Consuming alcohol in moderate quantity is not bad for health, the problem starts when people use it as an escape route from social, personal and career pressures. It makes them addictive towards alcohol resulting in alcohol abuse or alcoholism.
Thirty seconds after your first sip, alcohol races into your brain. It slows down the chemicals and pathways that your brain cells use to send messages. That alters your mood, slows your reflexes, and throws off your balance. You also can’t think straight, which you may not recall later, because you’ll struggle to store things in long-term memory.
Your Brain Shrinks
If you drink heavily for a long time, booze can affect how your brain looks and works. Its cells start to change and even get smaller. Too much alcohol can actually shrink your brain. And that’ll have big effects on your ability to think, learn, and remember things. It can also make it harder to keep a steady body temperature and control your movements.
Does It Help You Sleep?
Alcohol’s slow-down effect on your brain can make you drowsy, so you may doze off more easily. But you won’t sleep well. Your body processes alcohol throughout the night. Once the effects wear off, it leaves you tossing and turning. You don’t get that good REM sleep your body needs to feel restored. And you’re more likely to have nightmares and vivid dreams. You’ll also probably wake up more often for trips to the bathroom.
More Stomach Acid
Booze irritates the lining of your stomach and makes your digestive juices flow. When enough acid and alcohol build up, you get nauseated and you may throw up. Years of heavy drinking can cause painful sores called ulcers in your stomach. And high levels of stomach juices mean you won’t feel hungry. That’s one reason long-term drinkers often don’t get all the nutrients they need.

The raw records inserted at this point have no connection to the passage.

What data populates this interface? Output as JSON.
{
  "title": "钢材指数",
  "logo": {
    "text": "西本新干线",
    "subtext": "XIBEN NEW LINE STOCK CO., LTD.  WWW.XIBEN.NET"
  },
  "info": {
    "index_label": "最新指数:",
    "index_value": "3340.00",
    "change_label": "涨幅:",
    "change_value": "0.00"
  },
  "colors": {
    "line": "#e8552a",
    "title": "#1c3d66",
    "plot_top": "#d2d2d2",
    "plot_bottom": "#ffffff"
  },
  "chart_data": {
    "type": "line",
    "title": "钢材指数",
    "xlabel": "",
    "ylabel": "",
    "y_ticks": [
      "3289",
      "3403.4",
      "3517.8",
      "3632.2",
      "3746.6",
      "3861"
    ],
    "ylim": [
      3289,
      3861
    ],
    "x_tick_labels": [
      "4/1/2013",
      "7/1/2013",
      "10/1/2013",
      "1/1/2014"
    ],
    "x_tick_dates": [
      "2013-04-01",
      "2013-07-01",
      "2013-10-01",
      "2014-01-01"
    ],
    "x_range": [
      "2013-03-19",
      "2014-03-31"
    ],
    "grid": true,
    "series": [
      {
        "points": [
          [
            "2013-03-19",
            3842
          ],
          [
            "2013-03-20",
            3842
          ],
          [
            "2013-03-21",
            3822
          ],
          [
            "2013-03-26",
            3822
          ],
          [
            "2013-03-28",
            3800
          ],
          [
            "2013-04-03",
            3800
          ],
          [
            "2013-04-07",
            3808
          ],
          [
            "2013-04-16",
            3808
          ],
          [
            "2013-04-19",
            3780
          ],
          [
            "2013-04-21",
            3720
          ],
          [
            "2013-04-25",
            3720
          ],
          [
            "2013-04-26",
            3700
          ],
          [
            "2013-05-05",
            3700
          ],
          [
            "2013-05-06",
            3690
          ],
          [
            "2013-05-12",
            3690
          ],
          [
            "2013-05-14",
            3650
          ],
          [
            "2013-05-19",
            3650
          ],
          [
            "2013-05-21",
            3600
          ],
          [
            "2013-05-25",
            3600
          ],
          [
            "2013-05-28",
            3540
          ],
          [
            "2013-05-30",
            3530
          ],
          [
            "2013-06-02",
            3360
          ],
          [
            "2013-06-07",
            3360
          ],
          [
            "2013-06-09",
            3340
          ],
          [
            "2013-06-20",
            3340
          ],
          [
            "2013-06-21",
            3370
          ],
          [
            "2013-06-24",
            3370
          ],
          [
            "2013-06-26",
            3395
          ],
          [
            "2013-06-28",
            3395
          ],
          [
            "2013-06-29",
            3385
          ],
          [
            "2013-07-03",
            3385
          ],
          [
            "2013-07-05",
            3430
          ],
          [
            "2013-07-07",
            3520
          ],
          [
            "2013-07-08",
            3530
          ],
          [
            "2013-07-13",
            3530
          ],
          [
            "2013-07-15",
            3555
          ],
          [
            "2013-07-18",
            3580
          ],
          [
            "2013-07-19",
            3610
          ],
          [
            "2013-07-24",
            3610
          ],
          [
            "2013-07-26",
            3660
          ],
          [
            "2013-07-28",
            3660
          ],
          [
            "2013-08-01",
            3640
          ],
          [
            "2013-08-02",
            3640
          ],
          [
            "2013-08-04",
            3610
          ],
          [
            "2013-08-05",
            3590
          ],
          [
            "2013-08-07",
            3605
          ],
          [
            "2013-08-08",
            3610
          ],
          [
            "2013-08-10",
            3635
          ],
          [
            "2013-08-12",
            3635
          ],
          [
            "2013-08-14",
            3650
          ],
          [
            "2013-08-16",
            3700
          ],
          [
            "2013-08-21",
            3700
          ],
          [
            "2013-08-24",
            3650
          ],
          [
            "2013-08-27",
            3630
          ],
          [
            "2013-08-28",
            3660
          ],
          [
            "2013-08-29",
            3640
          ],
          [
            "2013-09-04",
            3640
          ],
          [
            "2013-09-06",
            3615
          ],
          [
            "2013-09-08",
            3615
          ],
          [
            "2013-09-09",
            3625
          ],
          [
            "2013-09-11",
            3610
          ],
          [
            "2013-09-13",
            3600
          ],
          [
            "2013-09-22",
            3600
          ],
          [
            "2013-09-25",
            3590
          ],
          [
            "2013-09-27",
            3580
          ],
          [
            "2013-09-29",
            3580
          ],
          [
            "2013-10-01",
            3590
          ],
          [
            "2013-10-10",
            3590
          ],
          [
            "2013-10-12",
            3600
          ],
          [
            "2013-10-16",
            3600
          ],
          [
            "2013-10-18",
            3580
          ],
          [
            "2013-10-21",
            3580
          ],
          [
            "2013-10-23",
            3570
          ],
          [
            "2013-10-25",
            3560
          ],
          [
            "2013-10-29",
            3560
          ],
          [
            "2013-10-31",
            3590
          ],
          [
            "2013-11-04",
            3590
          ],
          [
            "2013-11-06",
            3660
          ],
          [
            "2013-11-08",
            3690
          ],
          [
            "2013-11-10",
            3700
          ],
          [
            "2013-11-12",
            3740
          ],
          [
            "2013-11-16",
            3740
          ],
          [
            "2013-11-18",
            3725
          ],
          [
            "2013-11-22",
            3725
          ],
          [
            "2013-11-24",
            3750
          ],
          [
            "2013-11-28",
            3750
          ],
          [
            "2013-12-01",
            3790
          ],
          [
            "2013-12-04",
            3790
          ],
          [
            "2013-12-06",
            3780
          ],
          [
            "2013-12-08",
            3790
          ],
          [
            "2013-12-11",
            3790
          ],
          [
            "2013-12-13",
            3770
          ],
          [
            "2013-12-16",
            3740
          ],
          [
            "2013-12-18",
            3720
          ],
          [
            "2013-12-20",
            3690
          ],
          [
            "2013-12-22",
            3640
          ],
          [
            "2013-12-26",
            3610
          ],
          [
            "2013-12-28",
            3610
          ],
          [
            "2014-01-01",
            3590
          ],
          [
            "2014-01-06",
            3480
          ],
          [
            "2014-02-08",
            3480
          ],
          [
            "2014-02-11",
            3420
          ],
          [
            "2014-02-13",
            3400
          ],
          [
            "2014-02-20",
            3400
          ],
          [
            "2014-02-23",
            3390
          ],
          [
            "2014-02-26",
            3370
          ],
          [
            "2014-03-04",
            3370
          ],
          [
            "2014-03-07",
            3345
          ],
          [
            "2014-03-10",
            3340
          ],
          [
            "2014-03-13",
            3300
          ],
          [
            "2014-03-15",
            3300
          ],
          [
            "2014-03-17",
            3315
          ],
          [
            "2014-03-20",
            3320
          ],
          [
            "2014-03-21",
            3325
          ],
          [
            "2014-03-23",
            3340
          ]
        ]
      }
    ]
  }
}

Diarrhea and Heartburn
Your small intestine and colon get irritated, too. Alcohol throws off the normal speed that food moves through them. That’s why hard drinking can lead to diarrhea, which can turn into a long-term problem. It also makes heartburn more likely – it relaxes the muscle that keeps acid out of your esophagus, the tube that connects your mouth and stomach.
An Offbeat Heart
One night of binge drinking can jumble the electrical signals that keep your heart’s rhythm steady. If you do it for years, you can make those changes permanent. And, alcohol can literally wear your heart out. Over time, it causes heart muscles to droop and stretch, like an old rubber band. It can’t pump blood as well, and that impacts every part of your body.